Emphasizing the connection between traditional and contemporary art, Schoenthal placed a 15th-century painting of the martyr Saint Apollonia, on loan from the National Gallery of Art, alongside four Warhol prints showing the same image in bright, contemporary colors. The installation emphasizes Warhol’s devout Catholicism as well as his later interest in Renaissance art. An adjacent display features his screen prints of Sandro Botticelli’s famed 1482 painting, “Birth of Venus.”
Several of the screen prints featured in the exhibition were gifted to The Fralin in 2014 by the Andy Warhol Foundation. To supplement these gifts, the museum spent more than a year seeking additional pieces to reunite some of Warhol’s most famous series.
“I loved the idea of putting the series back together while highlighting The Fralin’s pieces,” Schoenthal said.
One series, “Cowboys and Indians,” includes colorful screen prints of Native American and Western figures like Geronimo, Sitting Bull, Annie Oakley and Theodore Roosevelt in his cavalry uniform. Another series, created by Warhol in the 1980s, depicts the four queens reigning at that time: Queen Elizabeth II of the United Kingdom, Queen Margrethe II of Denmark, Queen Beatrix of the Netherlands and Queen Ntombi of Swaziland. Three of those portraits are special editions that Warhol dusted with glistening crushed diamonds, adding to the prints’ material value and symbolizing the value of their subjects.
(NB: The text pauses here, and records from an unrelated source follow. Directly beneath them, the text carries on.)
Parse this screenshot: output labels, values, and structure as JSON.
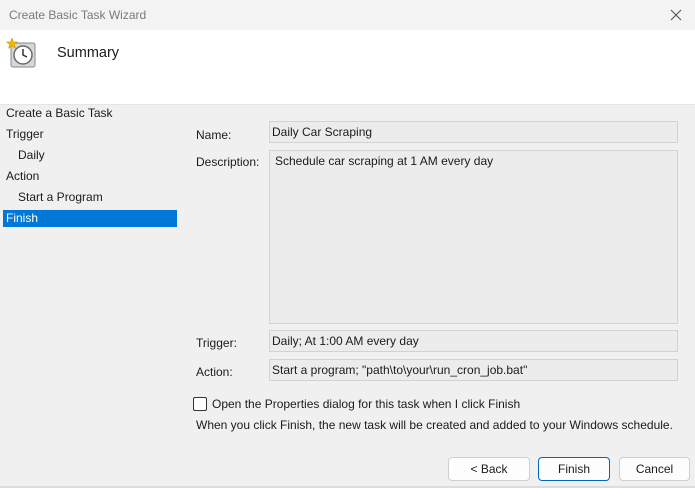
{
  "window": {
    "title": "Create Basic Task Wizard"
  },
  "header": {
    "title": "Summary",
    "icon": "task-clock-icon"
  },
  "nav": {
    "items": [
      {
        "label": "Create a Basic Task",
        "indent": false,
        "active": false
      },
      {
        "label": "Trigger",
        "indent": false,
        "active": false
      },
      {
        "label": "Daily",
        "indent": true,
        "active": false
      },
      {
        "label": "Action",
        "indent": false,
        "active": false
      },
      {
        "label": "Start a Program",
        "indent": true,
        "active": false
      },
      {
        "label": "Finish",
        "indent": false,
        "active": true
      }
    ]
  },
  "summary": {
    "name_label": "Name:",
    "name_value": "Daily Car Scraping",
    "description_label": "Description:",
    "description_value": "Schedule car scraping at 1 AM every day",
    "trigger_label": "Trigger:",
    "trigger_value": "Daily; At 1:00 AM every day",
    "action_label": "Action:",
    "action_value": "Start a program; \"path\\to\\your\\run_cron_job.bat\""
  },
  "options": {
    "open_properties_label": "Open the Properties dialog for this task when I click Finish",
    "open_properties_checked": false
  },
  "info_text": "When you click Finish, the new task will be created and added to your Windows schedule.",
  "buttons": {
    "back": "< Back",
    "finish": "Finish",
    "cancel": "Cancel"
  },
  "colors": {
    "accent": "#0078d7",
    "primary_border": "#0067c0"
  }
}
“Warhol was so concerned with value and commodity,” Schoenthal said. “The diamond dust plays on the idea of royalty and plays on the commodification of the image.”
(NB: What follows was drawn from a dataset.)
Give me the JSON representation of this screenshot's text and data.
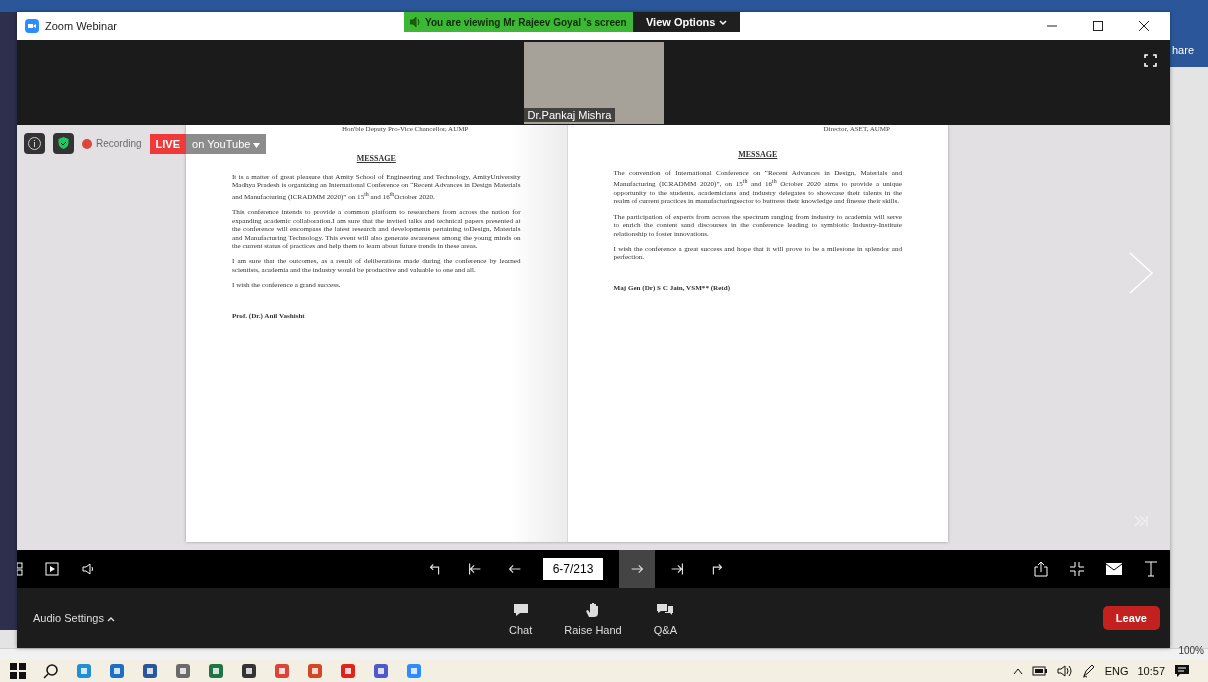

Along with Warhol’s works, The Fralin is featuring two additional summer exhibitions: “Art Lovers” and “Casting Shadows.”
“Art Lovers” presents a selection of works showing various artistic explorations of love, from ancient mythological representations to contemporary commentaries on same-sex partnerships. Curated by Schoenthal and Barringer-Lindner Curatorial Fellow Alicia Dissinger, the exhibition will run until Aug. 7.
“Casting Shadows” features pieces from The Fralin’s permanent collection which were purchased or gifted through the Ray A. Graham Endowment FUNd. Ten University Museums Interns – students studying the curatorial process at The Fralin – selected pieces that explore the metaphorical “shadows” of tragedies and controversies, such as war, slavery or poverty. The students worked collaboratively to select pieces, write wall text and give a public talk. Academic Curator and Co-Interim Director M. Jordan Love guided the exhibition, on display through Aug. 14.